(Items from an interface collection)
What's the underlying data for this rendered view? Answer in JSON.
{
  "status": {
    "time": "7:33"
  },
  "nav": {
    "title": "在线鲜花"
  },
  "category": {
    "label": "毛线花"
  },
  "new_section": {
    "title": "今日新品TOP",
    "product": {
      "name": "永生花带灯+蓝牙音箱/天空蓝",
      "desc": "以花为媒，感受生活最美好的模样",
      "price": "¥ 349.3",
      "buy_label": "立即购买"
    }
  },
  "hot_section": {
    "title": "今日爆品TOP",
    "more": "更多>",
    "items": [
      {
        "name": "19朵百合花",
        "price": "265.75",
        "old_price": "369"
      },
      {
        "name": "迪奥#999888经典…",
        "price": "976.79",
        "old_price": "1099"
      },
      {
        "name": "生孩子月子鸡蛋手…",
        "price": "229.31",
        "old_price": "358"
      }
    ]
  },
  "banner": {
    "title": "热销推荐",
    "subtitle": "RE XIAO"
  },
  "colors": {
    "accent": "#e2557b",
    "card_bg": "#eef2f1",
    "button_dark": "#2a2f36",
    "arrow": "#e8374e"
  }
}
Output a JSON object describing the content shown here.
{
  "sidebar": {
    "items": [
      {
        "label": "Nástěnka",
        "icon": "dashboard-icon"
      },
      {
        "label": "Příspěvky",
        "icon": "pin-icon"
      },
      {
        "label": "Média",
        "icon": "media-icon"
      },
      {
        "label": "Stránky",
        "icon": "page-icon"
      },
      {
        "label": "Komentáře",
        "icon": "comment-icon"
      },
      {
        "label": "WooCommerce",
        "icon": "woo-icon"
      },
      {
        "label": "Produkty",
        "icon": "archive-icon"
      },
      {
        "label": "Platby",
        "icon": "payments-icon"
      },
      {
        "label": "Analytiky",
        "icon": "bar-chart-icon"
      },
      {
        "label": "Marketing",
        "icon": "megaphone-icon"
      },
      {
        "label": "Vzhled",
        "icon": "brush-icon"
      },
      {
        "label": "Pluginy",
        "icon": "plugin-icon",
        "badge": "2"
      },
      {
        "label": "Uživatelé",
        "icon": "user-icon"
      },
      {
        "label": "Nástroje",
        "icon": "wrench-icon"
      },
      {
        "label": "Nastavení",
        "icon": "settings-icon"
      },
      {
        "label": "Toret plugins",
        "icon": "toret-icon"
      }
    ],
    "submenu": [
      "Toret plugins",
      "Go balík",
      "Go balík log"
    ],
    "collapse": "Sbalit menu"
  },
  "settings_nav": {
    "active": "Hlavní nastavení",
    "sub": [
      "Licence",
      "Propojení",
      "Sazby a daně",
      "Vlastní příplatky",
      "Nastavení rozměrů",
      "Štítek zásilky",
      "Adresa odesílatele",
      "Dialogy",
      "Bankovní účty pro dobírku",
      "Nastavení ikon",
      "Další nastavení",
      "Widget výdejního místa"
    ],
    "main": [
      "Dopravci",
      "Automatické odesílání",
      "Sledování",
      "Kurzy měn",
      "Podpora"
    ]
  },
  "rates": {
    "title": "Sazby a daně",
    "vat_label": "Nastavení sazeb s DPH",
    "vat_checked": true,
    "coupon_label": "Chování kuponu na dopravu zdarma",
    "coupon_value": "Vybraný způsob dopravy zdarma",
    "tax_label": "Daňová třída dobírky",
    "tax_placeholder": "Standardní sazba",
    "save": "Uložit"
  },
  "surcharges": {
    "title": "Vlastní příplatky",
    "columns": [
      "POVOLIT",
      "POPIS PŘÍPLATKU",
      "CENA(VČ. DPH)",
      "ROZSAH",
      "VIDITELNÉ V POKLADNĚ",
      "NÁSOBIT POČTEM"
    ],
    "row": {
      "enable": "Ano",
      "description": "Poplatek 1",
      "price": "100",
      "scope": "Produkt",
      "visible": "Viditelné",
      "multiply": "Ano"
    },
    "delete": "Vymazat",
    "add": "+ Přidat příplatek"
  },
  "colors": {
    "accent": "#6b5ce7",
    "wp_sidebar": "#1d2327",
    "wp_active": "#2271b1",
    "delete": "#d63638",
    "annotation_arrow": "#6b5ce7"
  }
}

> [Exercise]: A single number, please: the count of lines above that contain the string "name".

> [Solution to this problem]: 4